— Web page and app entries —
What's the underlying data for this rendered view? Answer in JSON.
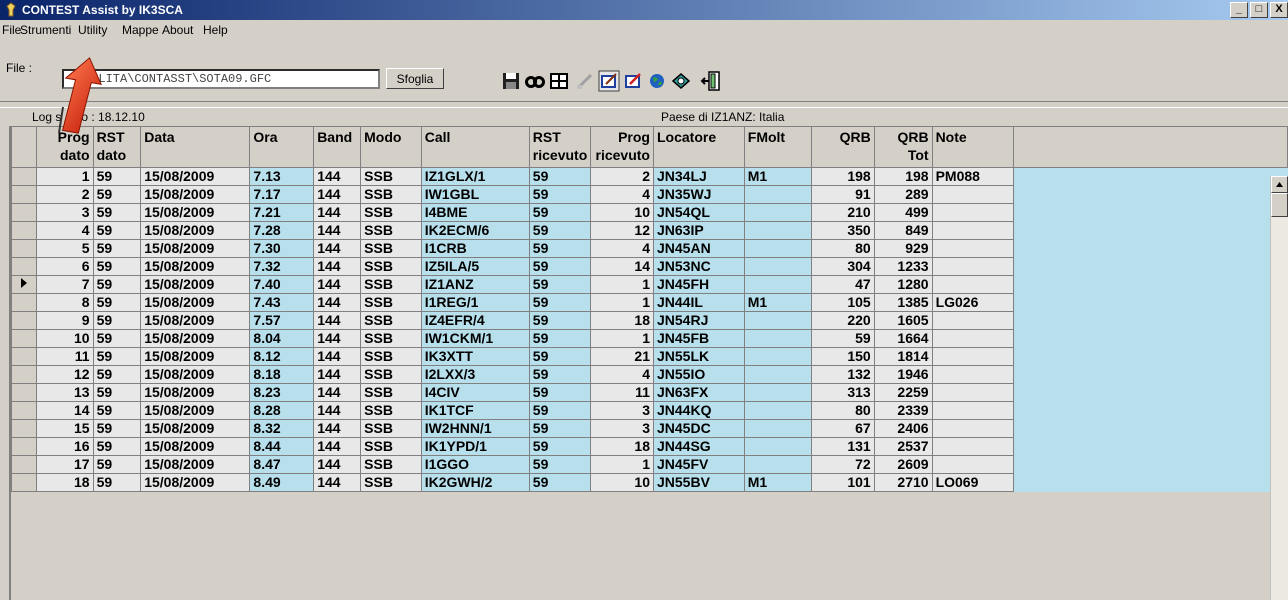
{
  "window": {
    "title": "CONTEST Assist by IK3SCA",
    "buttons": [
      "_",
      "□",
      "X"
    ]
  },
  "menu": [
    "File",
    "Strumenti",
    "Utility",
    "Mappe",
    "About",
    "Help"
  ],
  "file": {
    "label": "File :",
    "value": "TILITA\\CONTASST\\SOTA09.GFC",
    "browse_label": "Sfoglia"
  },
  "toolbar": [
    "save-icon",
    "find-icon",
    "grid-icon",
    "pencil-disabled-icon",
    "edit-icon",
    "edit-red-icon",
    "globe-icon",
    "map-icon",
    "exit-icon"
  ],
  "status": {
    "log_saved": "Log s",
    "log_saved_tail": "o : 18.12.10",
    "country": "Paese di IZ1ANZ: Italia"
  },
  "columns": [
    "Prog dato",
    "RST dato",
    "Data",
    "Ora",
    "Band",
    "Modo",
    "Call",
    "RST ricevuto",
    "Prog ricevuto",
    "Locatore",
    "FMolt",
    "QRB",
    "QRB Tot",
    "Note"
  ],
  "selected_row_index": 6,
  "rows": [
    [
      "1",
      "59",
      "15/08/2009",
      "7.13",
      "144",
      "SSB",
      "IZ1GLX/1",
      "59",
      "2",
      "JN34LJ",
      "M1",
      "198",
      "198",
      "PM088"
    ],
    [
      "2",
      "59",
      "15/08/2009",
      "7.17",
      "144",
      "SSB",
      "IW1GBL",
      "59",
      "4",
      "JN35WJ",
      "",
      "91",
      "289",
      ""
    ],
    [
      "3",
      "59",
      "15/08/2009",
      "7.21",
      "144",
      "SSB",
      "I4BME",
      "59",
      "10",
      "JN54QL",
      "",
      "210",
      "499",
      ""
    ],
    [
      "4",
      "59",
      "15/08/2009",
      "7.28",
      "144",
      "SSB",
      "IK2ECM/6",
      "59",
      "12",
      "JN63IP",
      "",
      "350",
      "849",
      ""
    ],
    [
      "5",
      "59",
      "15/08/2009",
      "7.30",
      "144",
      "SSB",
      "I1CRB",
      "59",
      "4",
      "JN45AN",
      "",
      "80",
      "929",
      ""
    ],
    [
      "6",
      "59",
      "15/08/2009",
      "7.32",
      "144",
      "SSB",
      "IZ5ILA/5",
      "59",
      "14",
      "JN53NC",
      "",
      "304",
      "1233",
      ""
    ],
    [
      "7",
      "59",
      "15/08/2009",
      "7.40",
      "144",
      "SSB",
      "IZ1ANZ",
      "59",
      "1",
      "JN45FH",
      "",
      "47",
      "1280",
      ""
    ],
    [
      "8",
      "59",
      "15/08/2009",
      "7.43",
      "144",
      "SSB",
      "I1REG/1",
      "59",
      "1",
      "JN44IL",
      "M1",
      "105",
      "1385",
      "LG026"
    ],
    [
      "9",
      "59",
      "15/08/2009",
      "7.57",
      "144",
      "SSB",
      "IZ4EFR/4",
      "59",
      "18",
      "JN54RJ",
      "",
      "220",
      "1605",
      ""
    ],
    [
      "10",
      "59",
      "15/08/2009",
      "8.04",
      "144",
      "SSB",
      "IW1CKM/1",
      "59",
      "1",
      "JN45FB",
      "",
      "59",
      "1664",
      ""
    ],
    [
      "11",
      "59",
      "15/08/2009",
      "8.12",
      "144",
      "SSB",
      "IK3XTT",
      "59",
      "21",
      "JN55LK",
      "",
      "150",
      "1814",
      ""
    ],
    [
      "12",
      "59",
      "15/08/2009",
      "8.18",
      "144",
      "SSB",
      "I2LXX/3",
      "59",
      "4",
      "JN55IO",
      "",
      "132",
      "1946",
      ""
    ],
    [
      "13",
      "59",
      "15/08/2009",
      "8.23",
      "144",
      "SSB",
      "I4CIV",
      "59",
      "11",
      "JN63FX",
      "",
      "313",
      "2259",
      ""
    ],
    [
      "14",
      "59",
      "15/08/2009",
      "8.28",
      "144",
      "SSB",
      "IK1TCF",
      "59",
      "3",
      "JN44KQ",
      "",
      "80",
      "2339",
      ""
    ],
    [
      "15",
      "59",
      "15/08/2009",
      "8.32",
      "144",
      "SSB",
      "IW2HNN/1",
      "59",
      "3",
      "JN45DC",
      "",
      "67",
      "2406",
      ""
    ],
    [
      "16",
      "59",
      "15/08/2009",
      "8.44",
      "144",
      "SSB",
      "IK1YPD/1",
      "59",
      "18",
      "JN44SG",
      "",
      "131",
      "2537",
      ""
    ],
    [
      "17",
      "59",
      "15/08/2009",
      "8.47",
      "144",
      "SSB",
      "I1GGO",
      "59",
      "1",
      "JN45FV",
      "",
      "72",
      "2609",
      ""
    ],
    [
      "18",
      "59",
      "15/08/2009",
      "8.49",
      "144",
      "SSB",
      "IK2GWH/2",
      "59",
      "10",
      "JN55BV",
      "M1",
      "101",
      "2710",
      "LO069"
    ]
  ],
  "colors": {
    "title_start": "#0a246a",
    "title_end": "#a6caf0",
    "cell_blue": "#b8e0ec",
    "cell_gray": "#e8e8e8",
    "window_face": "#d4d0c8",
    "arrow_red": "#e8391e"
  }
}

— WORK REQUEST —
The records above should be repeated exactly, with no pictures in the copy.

— ANSWER TO THE PROBLEM —
What's the underlying data for this rendered view? Answer in JSON.
{
  "window": {
    "title": "CONTEST Assist by IK3SCA",
    "buttons": [
      "_",
      "□",
      "X"
    ]
  },
  "menu": [
    "File",
    "Strumenti",
    "Utility",
    "Mappe",
    "About",
    "Help"
  ],
  "file": {
    "label": "File :",
    "value": "TILITA\\CONTASST\\SOTA09.GFC",
    "browse_label": "Sfoglia"
  },
  "toolbar": [
    "save-icon",
    "find-icon",
    "grid-icon",
    "pencil-disabled-icon",
    "edit-icon",
    "edit-red-icon",
    "globe-icon",
    "map-icon",
    "exit-icon"
  ],
  "status": {
    "log_saved": "Log s",
    "log_saved_tail": "o : 18.12.10",
    "country": "Paese di IZ1ANZ: Italia"
  },
  "columns": [
    "Prog dato",
    "RST dato",
    "Data",
    "Ora",
    "Band",
    "Modo",
    "Call",
    "RST ricevuto",
    "Prog ricevuto",
    "Locatore",
    "FMolt",
    "QRB",
    "QRB Tot",
    "Note"
  ],
  "selected_row_index": 6,
  "rows": [
    [
      "1",
      "59",
      "15/08/2009",
      "7.13",
      "144",
      "SSB",
      "IZ1GLX/1",
      "59",
      "2",
      "JN34LJ",
      "M1",
      "198",
      "198",
      "PM088"
    ],
    [
      "2",
      "59",
      "15/08/2009",
      "7.17",
      "144",
      "SSB",
      "IW1GBL",
      "59",
      "4",
      "JN35WJ",
      "",
      "91",
      "289",
      ""
    ],
    [
      "3",
      "59",
      "15/08/2009",
      "7.21",
      "144",
      "SSB",
      "I4BME",
      "59",
      "10",
      "JN54QL",
      "",
      "210",
      "499",
      ""
    ],
    [
      "4",
      "59",
      "15/08/2009",
      "7.28",
      "144",
      "SSB",
      "IK2ECM/6",
      "59",
      "12",
      "JN63IP",
      "",
      "350",
      "849",
      ""
    ],
    [
      "5",
      "59",
      "15/08/2009",
      "7.30",
      "144",
      "SSB",
      "I1CRB",
      "59",
      "4",
      "JN45AN",
      "",
      "80",
      "929",
      ""
    ],
    [
      "6",
      "59",
      "15/08/2009",
      "7.32",
      "144",
      "SSB",
      "IZ5ILA/5",
      "59",
      "14",
      "JN53NC",
      "",
      "304",
      "1233",
      ""
    ],
    [
      "7",
      "59",
      "15/08/2009",
      "7.40",
      "144",
      "SSB",
      "IZ1ANZ",
      "59",
      "1",
      "JN45FH",
      "",
      "47",
      "1280",
      ""
    ],
    [
      "8",
      "59",
      "15/08/2009",
      "7.43",
      "144",
      "SSB",
      "I1REG/1",
      "59",
      "1",
      "JN44IL",
      "M1",
      "105",
      "1385",
      "LG026"
    ],
    [
      "9",
      "59",
      "15/08/2009",
      "7.57",
      "144",
      "SSB",
      "IZ4EFR/4",
      "59",
      "18",
      "JN54RJ",
      "",
      "220",
      "1605",
      ""
    ],
    [
      "10",
      "59",
      "15/08/2009",
      "8.04",
      "144",
      "SSB",
      "IW1CKM/1",
      "59",
      "1",
      "JN45FB",
      "",
      "59",
      "1664",
      ""
    ],
    [
      "11",
      "59",
      "15/08/2009",
      "8.12",
      "144",
      "SSB",
      "IK3XTT",
      "59",
      "21",
      "JN55LK",
      "",
      "150",
      "1814",
      ""
    ],
    [
      "12",
      "59",
      "15/08/2009",
      "8.18",
      "144",
      "SSB",
      "I2LXX/3",
      "59",
      "4",
      "JN55IO",
      "",
      "132",
      "1946",
      ""
    ],
    [
      "13",
      "59",
      "15/08/2009",
      "8.23",
      "144",
      "SSB",
      "I4CIV",
      "59",
      "11",
      "JN63FX",
      "",
      "313",
      "2259",
      ""
    ],
    [
      "14",
      "59",
      "15/08/2009",
      "8.28",
      "144",
      "SSB",
      "IK1TCF",
      "59",
      "3",
      "JN44KQ",
      "",
      "80",
      "2339",
      ""
    ],
    [
      "15",
      "59",
      "15/08/2009",
      "8.32",
      "144",
      "SSB",
      "IW2HNN/1",
      "59",
      "3",
      "JN45DC",
      "",
      "67",
      "2406",
      ""
    ],
    [
      "16",
      "59",
      "15/08/2009",
      "8.44",
      "144",
      "SSB",
      "IK1YPD/1",
      "59",
      "18",
      "JN44SG",
      "",
      "131",
      "2537",
      ""
    ],
    [
      "17",
      "59",
      "15/08/2009",
      "8.47",
      "144",
      "SSB",
      "I1GGO",
      "59",
      "1",
      "JN45FV",
      "",
      "72",
      "2609",
      ""
    ],
    [
      "18",
      "59",
      "15/08/2009",
      "8.49",
      "144",
      "SSB",
      "IK2GWH/2",
      "59",
      "10",
      "JN55BV",
      "M1",
      "101",
      "2710",
      "LO069"
    ]
  ],
  "colors": {
    "title_start": "#0a246a",
    "title_end": "#a6caf0",
    "cell_blue": "#b8e0ec",
    "cell_gray": "#e8e8e8",
    "window_face": "#d4d0c8",
    "arrow_red": "#e8391e"
  }
}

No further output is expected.